Why Sisters Uncut are Joining Student Nurses at the March for Health, Homes, Jobs & Education
Friday, April 15, 2016
We’ve said it before: the dangerous new contract Jeremy Hunt is imposing on junior doctors means survivors of domestic violence will find it harder to access life saving mental and physical healthcare. Fewer doctors with less training and less time means more signs of abuse will be missed and survivors will have even fewer opportunities to receive help than they do currently. This could be the difference between life and death for many women.
In addition to this very real concern about the impact of the contract on women using the NHS, the government’s own equality impact analysis has shown that the contract will also disadvantage the women who are employed by the NHS as junior doctors. Women in fact make up 77% of the NHS workforce, although not all of those women are doctors. Women will be even more disproportionately affected by Hunt’s scrapping of bursaries for student nurses — he is now expecting student nurses to work over 2,000 hours for free.
At Sisters Uncut, we are obviously appalled by this, but sadly unsurprised. We know exactly how little value anyone in the Tory government places on women’s labour. The direct cuts to domestic violence services which this government has made, via cuts to housing benefit and local authority budgets, have also been cuts to many women’s livelihoods. Women who have spent years in the sector, building up their life saving knowledge and skills, increasingly find themselves laid off, those skills apparently not profitable enough for a Tory economy. Otherwise they are forced to work longer hours for lower pay and less job security, with unmanageable caseloads.
These caseloads mean many workers are forced to ensure a quick turnaround and can only provide basic crisis management to the women who turn to them, for example after a big, physical incident of violence, or following police involvement. This short term work often involves necessary practical measures such as lock changes and having panic alarms fitted, but it fails to address the root of the problem. It is also focused on physical abuse, causing other forms of abuse, such as coercive control, to be overlooked. It is certainly no substitute for the long term support needed in order to empower women and help them develop the knowledge, skills and resources to flee.
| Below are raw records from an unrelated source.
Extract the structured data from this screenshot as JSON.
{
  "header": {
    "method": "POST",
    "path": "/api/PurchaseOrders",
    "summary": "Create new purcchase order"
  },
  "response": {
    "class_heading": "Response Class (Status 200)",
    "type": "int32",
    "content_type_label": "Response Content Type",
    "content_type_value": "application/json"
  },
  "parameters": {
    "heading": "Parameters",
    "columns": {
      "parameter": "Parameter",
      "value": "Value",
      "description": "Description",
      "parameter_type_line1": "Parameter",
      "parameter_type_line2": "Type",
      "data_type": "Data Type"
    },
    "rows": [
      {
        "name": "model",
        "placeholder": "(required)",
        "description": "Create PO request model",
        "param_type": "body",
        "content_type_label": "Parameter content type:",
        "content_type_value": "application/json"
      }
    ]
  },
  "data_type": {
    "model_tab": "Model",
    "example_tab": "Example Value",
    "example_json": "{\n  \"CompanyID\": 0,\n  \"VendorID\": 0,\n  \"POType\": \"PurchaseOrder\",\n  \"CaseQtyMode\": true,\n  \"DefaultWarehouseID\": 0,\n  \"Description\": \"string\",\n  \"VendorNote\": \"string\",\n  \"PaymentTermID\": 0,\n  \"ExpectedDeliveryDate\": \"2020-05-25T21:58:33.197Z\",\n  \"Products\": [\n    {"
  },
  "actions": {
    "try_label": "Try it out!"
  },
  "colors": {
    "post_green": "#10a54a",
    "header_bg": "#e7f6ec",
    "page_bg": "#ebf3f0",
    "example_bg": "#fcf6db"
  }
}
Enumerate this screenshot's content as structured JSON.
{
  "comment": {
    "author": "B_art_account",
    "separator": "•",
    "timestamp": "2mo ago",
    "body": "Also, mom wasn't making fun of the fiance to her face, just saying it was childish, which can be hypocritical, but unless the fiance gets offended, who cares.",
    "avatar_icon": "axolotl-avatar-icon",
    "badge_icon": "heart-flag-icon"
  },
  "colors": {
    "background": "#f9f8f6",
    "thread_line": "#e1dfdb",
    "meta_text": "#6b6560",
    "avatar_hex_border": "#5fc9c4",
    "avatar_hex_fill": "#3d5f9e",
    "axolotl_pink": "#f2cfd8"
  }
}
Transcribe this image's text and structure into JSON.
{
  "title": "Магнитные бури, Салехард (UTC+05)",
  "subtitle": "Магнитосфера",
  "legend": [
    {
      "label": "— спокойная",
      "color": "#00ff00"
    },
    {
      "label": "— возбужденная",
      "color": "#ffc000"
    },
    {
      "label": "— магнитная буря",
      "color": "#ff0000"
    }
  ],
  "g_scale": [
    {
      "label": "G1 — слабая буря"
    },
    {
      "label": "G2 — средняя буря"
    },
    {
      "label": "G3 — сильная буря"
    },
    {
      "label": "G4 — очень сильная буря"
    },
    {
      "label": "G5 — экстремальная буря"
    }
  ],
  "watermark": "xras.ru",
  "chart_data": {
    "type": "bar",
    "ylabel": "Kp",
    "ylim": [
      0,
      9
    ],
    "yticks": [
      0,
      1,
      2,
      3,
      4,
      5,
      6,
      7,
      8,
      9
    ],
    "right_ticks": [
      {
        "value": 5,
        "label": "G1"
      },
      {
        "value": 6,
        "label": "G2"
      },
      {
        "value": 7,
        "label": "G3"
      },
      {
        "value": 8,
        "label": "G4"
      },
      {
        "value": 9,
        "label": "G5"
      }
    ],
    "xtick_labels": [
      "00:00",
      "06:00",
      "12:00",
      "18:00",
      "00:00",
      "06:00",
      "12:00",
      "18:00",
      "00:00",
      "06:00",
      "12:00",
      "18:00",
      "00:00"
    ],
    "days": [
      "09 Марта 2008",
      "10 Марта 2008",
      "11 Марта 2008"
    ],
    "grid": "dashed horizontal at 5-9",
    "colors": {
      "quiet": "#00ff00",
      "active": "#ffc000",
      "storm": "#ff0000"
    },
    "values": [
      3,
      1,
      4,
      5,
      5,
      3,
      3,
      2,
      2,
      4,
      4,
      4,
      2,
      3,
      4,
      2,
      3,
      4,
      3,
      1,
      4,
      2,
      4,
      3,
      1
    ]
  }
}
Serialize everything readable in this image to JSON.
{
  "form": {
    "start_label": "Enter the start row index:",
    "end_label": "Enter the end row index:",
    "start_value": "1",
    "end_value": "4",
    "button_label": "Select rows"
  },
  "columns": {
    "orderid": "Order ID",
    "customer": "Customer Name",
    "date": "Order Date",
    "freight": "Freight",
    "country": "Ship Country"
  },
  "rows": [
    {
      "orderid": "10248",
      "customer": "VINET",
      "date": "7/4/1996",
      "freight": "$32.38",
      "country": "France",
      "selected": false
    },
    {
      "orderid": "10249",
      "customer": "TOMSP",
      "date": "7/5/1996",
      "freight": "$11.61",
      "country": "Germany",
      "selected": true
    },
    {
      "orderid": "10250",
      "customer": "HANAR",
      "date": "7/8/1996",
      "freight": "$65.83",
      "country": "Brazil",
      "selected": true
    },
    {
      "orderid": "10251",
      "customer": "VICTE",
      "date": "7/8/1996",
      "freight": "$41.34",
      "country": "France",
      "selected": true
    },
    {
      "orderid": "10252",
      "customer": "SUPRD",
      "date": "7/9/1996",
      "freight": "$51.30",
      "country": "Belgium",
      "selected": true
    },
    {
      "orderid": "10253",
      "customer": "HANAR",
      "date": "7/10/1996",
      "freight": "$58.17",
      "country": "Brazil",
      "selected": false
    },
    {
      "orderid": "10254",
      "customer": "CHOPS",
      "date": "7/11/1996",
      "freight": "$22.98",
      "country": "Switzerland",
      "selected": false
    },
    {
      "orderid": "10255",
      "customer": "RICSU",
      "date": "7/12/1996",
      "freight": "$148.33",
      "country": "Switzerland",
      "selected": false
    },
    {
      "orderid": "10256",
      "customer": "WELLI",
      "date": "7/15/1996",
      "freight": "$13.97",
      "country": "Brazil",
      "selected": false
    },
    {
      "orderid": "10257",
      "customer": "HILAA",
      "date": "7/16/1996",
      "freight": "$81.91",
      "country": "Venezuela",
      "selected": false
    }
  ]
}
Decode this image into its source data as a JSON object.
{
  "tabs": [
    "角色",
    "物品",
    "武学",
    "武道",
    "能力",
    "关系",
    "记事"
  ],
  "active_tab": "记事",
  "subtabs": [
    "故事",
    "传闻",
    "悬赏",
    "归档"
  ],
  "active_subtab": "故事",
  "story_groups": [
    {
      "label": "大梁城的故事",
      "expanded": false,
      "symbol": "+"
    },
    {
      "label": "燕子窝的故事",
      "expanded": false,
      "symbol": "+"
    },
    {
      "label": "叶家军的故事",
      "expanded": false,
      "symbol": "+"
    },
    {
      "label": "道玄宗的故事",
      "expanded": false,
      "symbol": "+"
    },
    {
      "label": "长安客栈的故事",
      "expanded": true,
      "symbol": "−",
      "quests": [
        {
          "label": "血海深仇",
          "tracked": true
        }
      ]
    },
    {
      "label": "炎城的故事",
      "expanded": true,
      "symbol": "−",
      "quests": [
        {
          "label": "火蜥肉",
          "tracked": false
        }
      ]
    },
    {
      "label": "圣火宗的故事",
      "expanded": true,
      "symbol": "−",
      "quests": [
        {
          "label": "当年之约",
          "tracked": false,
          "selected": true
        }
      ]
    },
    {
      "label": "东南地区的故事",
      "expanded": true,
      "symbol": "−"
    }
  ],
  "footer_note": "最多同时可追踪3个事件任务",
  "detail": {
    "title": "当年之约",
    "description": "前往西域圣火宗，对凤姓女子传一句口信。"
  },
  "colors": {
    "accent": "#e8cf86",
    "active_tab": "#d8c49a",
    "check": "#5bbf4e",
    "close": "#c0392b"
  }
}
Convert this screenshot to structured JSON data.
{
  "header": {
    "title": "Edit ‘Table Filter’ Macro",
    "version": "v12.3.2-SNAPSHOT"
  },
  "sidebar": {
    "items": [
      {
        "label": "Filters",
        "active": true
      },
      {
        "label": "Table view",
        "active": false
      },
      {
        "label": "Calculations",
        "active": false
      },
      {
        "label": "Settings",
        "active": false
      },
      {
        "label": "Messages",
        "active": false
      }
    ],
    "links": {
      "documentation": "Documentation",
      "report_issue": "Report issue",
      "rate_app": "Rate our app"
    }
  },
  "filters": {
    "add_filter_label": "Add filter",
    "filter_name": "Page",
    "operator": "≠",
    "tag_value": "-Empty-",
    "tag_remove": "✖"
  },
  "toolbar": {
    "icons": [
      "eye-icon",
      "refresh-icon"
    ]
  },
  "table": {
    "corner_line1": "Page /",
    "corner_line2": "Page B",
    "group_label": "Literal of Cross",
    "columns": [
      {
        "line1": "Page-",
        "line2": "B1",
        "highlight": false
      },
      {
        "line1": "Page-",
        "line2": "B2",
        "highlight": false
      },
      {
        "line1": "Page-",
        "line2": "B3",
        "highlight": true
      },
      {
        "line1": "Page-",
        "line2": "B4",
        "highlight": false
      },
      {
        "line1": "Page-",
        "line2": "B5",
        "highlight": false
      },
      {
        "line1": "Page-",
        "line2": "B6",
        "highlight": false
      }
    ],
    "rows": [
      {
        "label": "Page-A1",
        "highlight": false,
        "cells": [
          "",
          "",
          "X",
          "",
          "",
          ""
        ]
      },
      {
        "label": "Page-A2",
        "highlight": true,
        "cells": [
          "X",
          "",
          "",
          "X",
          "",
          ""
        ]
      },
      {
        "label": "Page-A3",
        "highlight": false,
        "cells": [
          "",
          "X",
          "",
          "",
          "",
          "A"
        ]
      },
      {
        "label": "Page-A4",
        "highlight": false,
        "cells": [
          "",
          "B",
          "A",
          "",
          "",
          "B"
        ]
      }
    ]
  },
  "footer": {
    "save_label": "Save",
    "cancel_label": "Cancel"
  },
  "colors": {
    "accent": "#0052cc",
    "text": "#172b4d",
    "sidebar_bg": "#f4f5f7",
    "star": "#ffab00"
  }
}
The ‘crisis management’ approach can also contribute to revictimisation, as long term support is crucial to understanding abusive dynamics of power and control, and to building the confidence and means to flee abuse, as well as the ability to recognise abuse early in future.
On top of this, women in insecure financial situations, like the situations which workers in the domestic violence sector are increasingly being forced into, are the women most vulnerable to abuse. This is why domestic violence disproportionately affects disabled women, women of colour, and trans women, who all face significant barriers to employment, and particularly to well paid, secure employment. This is why violence against women has increased on the Tories’ watch. This is why Sisters Uncut will be marching with student nurses this Saturday, for a society in which everyone has a secure livelihood, and no one is financially dependent on an abusive partner.